The YouTuber was also told that a DigiTimes report — detailing how Nvidia is now reportedly asking TSMC to cut back its production for the RTX 40-series due to the sheer amount of excess Ampere stock it is holding — is indeed true.

Finally, when taking all the aforementioned information into account, it’s no surprise that a separate source added that the RTX 4000 range may not launch “with real volume” until November or December.

So, why is there an excessive amount of stock sitting idly in warehouses for RTX 30 GPUs? After all, before 2022, the majority of the cards from this range were almost impossible to obtain at their manufacturer’s suggested retail price (MSRP). And now individuals and retailers can’t seem to get rid of them.

Well, both crypto miners and scalpers were predominately behind skyrocketing costs for Team Green boards. Due to the recent spectacular crash of the cryptocurrency market, a lot of these products are now widely available on multiple 3rd-party marketplaces like eBay and the like at affordable price points.

Graphics card inside the Asus ProArt PD5 desktop.
Jacob Roach / Digital Trends
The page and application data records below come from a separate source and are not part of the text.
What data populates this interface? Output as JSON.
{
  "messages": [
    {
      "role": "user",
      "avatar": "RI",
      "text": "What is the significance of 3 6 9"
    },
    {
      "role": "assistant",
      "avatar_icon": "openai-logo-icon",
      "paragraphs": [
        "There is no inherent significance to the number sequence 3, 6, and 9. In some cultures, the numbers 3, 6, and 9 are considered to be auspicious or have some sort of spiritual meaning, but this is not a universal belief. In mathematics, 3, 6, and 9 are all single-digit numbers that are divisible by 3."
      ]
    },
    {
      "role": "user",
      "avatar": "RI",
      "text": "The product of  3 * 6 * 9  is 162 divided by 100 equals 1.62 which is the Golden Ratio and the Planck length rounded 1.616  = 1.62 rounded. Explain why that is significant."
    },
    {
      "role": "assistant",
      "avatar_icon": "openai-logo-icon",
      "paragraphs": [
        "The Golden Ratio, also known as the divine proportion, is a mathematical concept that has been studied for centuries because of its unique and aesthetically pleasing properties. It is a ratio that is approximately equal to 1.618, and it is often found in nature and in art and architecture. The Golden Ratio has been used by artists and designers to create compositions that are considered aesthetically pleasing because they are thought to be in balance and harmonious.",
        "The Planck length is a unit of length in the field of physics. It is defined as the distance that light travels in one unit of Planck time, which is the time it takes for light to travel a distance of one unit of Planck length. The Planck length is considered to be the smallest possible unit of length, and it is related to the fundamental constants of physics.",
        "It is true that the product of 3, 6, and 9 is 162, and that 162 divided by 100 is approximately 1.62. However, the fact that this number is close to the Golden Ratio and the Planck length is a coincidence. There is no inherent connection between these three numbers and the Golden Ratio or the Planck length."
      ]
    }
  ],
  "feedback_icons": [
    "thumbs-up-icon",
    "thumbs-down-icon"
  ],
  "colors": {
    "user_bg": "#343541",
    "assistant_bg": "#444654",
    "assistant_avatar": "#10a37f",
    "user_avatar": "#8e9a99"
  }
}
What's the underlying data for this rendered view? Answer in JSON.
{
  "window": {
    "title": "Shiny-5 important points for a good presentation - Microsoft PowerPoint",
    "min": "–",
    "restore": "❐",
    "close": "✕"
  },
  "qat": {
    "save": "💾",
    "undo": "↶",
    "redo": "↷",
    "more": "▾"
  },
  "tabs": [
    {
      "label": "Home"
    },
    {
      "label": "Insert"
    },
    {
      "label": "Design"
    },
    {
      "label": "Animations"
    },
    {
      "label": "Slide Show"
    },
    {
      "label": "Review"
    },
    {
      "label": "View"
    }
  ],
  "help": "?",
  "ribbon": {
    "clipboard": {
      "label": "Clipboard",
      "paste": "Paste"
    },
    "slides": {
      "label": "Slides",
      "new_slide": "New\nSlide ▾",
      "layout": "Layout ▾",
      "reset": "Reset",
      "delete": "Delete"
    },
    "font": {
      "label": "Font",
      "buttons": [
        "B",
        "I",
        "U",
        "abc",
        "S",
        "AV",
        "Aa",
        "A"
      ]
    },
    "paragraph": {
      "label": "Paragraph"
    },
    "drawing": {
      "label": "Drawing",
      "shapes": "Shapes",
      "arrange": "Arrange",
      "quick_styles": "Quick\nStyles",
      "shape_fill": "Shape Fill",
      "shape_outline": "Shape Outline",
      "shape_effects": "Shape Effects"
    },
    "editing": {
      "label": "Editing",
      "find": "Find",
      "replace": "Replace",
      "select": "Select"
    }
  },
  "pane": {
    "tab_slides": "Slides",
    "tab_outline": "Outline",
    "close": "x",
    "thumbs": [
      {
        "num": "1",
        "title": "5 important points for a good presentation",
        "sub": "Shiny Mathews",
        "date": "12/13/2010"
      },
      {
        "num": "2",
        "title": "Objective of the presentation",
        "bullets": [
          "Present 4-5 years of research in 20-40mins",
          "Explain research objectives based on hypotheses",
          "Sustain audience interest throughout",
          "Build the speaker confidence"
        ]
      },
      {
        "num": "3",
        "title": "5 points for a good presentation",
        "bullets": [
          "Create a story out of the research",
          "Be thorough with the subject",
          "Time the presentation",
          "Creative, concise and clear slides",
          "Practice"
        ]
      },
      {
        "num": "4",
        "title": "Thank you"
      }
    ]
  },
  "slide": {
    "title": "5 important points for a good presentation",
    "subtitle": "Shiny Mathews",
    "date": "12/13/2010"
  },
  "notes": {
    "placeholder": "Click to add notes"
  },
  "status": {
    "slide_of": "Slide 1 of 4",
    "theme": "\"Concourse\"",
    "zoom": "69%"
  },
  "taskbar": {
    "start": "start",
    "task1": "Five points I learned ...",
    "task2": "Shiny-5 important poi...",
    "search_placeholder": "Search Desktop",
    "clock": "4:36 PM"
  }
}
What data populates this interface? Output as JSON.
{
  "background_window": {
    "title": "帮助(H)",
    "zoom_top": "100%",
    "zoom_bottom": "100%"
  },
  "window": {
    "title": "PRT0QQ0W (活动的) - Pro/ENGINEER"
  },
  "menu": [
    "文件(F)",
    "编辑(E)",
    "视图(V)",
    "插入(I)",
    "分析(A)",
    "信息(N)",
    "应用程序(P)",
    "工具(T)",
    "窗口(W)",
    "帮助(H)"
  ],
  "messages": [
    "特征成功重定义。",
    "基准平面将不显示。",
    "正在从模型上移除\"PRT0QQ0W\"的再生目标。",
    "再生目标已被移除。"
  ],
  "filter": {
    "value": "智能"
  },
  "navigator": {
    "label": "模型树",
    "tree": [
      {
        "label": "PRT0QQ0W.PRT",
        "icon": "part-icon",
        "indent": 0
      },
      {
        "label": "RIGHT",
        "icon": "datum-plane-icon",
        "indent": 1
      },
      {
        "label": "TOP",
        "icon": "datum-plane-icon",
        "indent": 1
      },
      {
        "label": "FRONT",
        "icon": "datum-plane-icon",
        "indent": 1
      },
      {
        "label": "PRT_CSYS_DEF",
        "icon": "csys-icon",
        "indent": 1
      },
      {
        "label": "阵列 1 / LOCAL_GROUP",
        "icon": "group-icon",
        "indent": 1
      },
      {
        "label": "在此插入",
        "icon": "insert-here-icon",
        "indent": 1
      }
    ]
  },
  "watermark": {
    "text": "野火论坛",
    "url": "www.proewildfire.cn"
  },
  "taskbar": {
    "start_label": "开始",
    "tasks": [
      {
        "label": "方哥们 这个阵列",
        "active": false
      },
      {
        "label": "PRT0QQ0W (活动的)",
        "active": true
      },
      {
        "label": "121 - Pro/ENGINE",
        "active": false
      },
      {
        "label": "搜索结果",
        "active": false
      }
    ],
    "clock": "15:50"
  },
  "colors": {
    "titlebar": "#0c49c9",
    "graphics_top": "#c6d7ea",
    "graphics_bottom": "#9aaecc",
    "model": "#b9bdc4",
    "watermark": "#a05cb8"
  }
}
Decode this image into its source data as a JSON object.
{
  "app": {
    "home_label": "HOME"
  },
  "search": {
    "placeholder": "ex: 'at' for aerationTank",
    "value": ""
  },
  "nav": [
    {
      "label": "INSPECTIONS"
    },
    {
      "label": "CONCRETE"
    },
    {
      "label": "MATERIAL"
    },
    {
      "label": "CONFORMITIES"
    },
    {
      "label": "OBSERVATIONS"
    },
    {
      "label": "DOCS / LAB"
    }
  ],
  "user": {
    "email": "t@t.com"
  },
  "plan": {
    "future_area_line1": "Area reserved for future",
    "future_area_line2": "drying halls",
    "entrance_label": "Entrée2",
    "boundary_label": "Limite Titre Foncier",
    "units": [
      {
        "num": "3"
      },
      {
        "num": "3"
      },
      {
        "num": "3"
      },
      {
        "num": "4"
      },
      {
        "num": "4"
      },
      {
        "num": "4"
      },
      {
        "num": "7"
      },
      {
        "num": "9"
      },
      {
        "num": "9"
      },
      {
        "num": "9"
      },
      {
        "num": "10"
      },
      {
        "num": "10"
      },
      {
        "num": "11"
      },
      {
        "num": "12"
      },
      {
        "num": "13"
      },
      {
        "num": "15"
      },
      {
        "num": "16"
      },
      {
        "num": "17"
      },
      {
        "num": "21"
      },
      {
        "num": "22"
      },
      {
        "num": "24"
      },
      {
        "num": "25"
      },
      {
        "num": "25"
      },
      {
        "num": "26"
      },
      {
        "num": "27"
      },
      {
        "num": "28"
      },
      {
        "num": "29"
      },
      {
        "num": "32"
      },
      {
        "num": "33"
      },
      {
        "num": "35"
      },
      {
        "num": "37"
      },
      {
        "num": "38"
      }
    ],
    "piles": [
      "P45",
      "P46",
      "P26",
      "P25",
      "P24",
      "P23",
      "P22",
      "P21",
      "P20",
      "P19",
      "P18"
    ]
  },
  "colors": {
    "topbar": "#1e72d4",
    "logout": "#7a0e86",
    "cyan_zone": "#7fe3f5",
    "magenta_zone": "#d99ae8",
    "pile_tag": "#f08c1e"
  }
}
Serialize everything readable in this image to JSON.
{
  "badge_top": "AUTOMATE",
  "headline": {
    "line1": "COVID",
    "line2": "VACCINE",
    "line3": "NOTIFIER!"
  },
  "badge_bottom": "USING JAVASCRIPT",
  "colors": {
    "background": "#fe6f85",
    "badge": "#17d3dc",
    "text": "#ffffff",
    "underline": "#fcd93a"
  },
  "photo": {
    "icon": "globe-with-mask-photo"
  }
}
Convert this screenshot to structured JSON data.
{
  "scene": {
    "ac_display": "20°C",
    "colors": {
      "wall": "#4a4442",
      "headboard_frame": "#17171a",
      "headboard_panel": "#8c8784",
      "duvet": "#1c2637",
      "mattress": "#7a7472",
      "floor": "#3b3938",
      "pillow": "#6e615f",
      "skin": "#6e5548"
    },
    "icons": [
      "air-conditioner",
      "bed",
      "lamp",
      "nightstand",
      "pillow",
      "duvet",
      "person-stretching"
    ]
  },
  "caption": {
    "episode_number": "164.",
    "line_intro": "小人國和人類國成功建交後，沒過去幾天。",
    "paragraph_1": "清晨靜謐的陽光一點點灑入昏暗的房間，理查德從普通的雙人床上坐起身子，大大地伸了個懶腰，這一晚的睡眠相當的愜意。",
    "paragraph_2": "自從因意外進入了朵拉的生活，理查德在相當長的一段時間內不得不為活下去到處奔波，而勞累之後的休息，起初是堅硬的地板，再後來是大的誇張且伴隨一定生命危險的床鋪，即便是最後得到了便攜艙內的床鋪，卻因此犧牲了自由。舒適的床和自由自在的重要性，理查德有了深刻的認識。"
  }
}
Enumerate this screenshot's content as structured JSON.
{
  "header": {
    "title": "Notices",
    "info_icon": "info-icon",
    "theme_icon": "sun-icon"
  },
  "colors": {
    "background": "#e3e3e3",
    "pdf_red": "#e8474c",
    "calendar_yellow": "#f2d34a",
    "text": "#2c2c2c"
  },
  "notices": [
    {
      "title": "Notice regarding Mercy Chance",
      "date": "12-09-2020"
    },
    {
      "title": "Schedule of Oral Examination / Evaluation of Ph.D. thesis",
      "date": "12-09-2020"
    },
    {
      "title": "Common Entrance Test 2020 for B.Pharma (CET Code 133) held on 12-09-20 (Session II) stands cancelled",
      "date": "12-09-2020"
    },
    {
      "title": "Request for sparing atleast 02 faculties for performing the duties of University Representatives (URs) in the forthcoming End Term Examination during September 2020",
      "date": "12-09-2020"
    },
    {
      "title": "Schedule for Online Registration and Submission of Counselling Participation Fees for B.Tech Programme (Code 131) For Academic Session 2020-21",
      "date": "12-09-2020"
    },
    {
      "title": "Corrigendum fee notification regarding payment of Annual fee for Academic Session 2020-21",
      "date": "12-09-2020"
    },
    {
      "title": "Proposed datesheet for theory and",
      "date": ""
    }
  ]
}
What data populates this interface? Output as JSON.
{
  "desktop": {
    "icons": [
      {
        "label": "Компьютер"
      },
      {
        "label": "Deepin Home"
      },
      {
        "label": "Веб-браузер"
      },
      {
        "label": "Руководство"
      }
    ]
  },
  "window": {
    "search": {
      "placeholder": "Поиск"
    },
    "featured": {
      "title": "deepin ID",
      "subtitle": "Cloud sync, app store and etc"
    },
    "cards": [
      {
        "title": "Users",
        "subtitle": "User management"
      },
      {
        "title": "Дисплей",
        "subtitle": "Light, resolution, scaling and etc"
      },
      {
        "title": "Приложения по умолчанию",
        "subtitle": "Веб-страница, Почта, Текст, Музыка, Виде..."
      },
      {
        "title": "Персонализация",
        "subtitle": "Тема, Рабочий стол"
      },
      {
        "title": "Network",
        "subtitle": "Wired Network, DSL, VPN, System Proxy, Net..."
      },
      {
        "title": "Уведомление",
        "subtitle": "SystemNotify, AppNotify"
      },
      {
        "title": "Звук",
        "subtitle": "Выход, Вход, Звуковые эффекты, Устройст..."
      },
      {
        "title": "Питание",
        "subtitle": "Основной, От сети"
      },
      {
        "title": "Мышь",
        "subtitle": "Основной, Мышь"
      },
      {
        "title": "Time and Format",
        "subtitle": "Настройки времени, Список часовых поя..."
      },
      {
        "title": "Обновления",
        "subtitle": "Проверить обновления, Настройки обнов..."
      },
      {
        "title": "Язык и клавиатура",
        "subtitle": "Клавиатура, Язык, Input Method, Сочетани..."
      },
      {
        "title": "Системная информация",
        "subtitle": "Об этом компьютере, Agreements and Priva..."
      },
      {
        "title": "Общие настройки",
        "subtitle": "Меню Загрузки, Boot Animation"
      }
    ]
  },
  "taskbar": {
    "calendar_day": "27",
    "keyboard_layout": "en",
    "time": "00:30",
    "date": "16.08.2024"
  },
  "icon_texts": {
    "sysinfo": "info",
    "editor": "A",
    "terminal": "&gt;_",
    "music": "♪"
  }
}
Similarly, scalpers and Nvidia board partners are desperately trying to get rid of stock, hoping to at least to break even — a massive contrast indeed from the days they made millions and even billions from inflated price points. It even got to the point where huge corporations were apparently giving out bonuses because of the amount of money it was making from selling crypto-mining GPUs.

In any case, it’s important to highlight how the launch period for AMD’s Radeon 7000-series could factor into when Nvidia decides to release its own boards.

“There is a cap on how long Nvidia can realistically wait to launch [the RTX 40-series], said Moore’s Law Is Dead. “I heard some people suggest that they may even try to launch [Ada in Q1, 2023]. But the fact of the matter is RDNA 3 [the architecture powering Radeon 7000], and I’m told this consistently, is launching [in] Q4, 2022.”

While Nvidia reportedly asked TSMC to cut its 5nm chip order, the DigiTimes article we touched on above also mentions how AMD did not revise its own order, and is even apparently willing to accept price increases.

Ultimately, consumers stand to benefit the most from the current situation. After being subjected to years of board partners overpricing GPUs and massive delays in receiving orders, consumers can finally buy the best graphics cards on the market at a cost that’s even below their suggested retail price tags.

Editors' Recommendations